##### Dataset content

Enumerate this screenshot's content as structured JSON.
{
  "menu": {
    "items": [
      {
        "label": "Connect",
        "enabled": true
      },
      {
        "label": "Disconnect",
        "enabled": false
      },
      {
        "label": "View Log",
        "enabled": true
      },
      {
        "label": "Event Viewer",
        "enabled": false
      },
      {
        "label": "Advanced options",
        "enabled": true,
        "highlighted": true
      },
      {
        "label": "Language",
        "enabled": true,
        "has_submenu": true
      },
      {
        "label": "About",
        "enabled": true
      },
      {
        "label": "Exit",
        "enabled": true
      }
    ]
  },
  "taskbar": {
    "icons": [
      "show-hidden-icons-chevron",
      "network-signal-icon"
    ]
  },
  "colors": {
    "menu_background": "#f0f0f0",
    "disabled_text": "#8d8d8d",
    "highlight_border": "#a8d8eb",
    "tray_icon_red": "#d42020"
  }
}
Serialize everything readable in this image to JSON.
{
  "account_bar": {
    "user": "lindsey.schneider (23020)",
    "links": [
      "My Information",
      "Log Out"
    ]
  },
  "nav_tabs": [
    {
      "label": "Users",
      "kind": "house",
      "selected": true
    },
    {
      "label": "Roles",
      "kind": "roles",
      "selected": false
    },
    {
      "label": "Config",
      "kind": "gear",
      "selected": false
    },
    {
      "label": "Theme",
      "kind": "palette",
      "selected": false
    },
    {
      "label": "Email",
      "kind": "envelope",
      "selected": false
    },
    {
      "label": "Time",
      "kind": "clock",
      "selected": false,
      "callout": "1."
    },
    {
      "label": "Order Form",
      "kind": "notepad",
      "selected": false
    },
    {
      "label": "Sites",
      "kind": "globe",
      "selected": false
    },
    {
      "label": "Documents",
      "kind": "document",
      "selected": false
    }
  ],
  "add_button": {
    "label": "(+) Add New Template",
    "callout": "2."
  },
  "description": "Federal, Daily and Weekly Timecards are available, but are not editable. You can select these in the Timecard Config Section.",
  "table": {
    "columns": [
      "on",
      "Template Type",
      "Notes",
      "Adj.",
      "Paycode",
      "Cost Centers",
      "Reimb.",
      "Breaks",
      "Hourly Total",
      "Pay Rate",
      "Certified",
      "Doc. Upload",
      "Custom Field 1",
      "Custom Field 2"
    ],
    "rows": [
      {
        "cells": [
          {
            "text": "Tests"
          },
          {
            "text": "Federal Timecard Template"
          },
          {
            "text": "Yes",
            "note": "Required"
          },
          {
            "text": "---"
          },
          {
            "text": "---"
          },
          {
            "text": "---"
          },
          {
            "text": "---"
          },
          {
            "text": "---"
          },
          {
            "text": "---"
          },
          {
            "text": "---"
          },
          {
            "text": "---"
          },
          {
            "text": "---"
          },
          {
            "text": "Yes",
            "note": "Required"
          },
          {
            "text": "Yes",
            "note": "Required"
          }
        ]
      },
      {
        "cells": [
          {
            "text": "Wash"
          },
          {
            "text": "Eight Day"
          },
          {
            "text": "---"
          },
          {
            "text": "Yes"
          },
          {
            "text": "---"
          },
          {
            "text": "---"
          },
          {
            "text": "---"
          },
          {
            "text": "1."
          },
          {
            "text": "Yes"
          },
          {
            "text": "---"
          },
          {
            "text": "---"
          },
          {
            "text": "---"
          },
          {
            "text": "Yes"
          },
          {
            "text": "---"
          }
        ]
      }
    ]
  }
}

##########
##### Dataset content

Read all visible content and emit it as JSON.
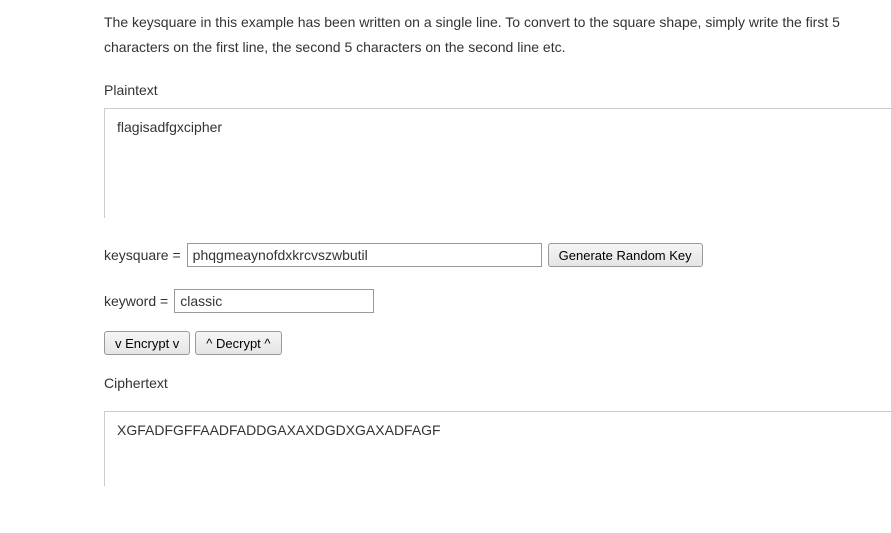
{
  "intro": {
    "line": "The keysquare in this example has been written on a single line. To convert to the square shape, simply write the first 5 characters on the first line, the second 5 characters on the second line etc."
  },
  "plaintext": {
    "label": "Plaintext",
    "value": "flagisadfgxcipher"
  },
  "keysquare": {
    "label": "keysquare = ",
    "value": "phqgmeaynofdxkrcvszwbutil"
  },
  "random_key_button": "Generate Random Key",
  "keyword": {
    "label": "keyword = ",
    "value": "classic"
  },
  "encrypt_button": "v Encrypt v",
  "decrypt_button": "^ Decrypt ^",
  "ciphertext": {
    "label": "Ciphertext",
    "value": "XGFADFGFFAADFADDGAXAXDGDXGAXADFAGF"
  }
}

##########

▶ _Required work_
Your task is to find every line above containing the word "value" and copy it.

▶ _Solution below_
    "value": "flagisadfgxcipher"
    "value": "phqgmeaynofdxkrcvszwbutil"
    "value": "classic"
    "value": "XGFADFGFFAADFADDGAXAXDGDXGAXADFAGF"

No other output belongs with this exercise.